Choosing the best “Rube Goldberg Machine” built by local high school students at the Chain Reaction Contraption Contest at Carnegie Science Center was not easy, but Davison’s VP of Design, Pete, and designer, Clay, were up to the task. They chose the “Gator Vendomator” created by a team from Gateway High School to win the “What Will You Create?” award sponsored by Davison. The contraption made change for a dollar bill in 22 steps using a series of levers.
“It was a really neat machine, with a lot of complicated mechanisms,” said Pete. “If they could automatically reset it, people would be putting dollars into it all day long.”
For winning the award, the winning team and their honors physics classmates were given a tour of Davison’s unique design facility, Inventionland. Gifted coordinator, Jim, thought it was “a once in a lifetime experience” for his students, who “like to think outside the box,” to see how engineering and creativity go hand in hand.
“This is a perfect example of engineering and creativity coming together; I’ve always encouraged that.”
The teacher was hoping his students would be inspired by the visit to pursue their interests in the field of engineering and science; he also thought seeing that they don’t necessarily have to work in a dull office would encourage them.
“Students associate engineering with sitting in an office doing boring work; seeing a place that looks like this can alter their perception,” said Jim. “And having a place like this in Pittsburgh – it’s a treasure, and it’s appropriate because of Pittsburgh’s history of inventing.”
Several students in the class are interested in engineering and “a number of them are just extremely creative. They tend to attack a problem from a different level,” said Lynn, gifted coordinator.
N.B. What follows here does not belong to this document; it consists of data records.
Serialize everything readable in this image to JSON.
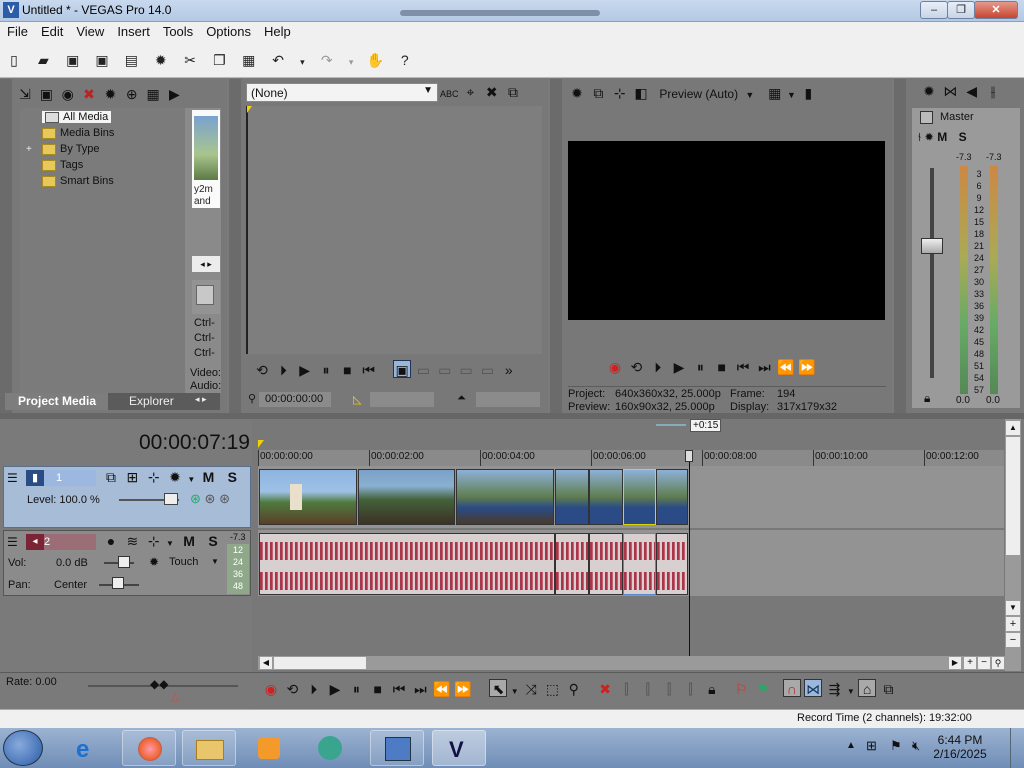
{
  "window": {
    "title": "Untitled * - VEGAS Pro 14.0",
    "minimize": "–",
    "maximize": "❐",
    "close": "✕"
  },
  "menu": [
    "File",
    "Edit",
    "View",
    "Insert",
    "Tools",
    "Options",
    "Help"
  ],
  "project_media": {
    "tree": [
      "All Media",
      "Media Bins",
      "By Type",
      "Tags",
      "Smart Bins"
    ],
    "expand_glyph": "+",
    "thumb_caption": "y2m and",
    "side_labels": [
      "Ctrl-",
      "Ctrl-",
      "Ctrl-"
    ],
    "media_info": [
      "Video:",
      "Audio:"
    ],
    "tabs": [
      "Project Media",
      "Explorer"
    ]
  },
  "trimmer": {
    "selection": "(None)",
    "timecode": "00:00:00:00"
  },
  "preview": {
    "mode": "Preview (Auto)",
    "project_label": "Project:",
    "project_value": "640x360x32, 25.000p",
    "preview_label": "Preview:",
    "preview_value": "160x90x32, 25.000p",
    "frame_label": "Frame:",
    "frame_value": "194",
    "display_label": "Display:",
    "display_value": "317x179x32"
  },
  "master": {
    "title": "Master",
    "m": "M",
    "s": "S",
    "peak_left": "-7.3",
    "peak_right": "-7.3",
    "scale": [
      "3",
      "6",
      "9",
      "12",
      "15",
      "18",
      "21",
      "24",
      "27",
      "30",
      "33",
      "36",
      "39",
      "42",
      "45",
      "48",
      "51",
      "54",
      "57"
    ],
    "bottom_left": "0.0",
    "bottom_right": "0.0"
  },
  "timeline": {
    "current_time": "00:00:07:19",
    "marker_offset": "+0:15",
    "ruler": [
      "00:00:00:00",
      "00:00:02:00",
      "00:00:04:00",
      "00:00:06:00",
      "00:00:08:00",
      "00:00:10:00",
      "00:00:12:00"
    ],
    "rate": "Rate: 0.00"
  },
  "video_track": {
    "number": "1",
    "level": "Level: 100.0 %",
    "m": "M",
    "s": "S"
  },
  "audio_track": {
    "number": "2",
    "m": "M",
    "s": "S",
    "vol_label": "Vol:",
    "vol_value": "0.0 dB",
    "pan_label": "Pan:",
    "pan_value": "Center",
    "mode": "Touch",
    "peak": "-7.3",
    "meter_scale": [
      "12",
      "24",
      "36",
      "48"
    ]
  },
  "status": {
    "record_time": "Record Time (2 channels): 19:32:00"
  },
  "taskbar": {
    "time": "6:44 PM",
    "date": "2/16/2025"
  }
}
“When we opened up the tour many of them jumped at the chance to come. Having these opportunities out there in the work force, not just the standard engineering job, is inspiring for them — especially in Western Pennsylvania,” she continued. “To have it so close to home and to have the opportunity to see it is an inspiration for the kids to pursue something like this.”
Pete is looking forward to seeing more inventive creations and “chain reaction contraptions” at the next Carnegie Science Center competition — It’s a tough job, but somebody’s got to do it.
“It’s really neat to see the inventions of young people. There was a lot of competition this year,” Pete said. “Every year it gets better and better.”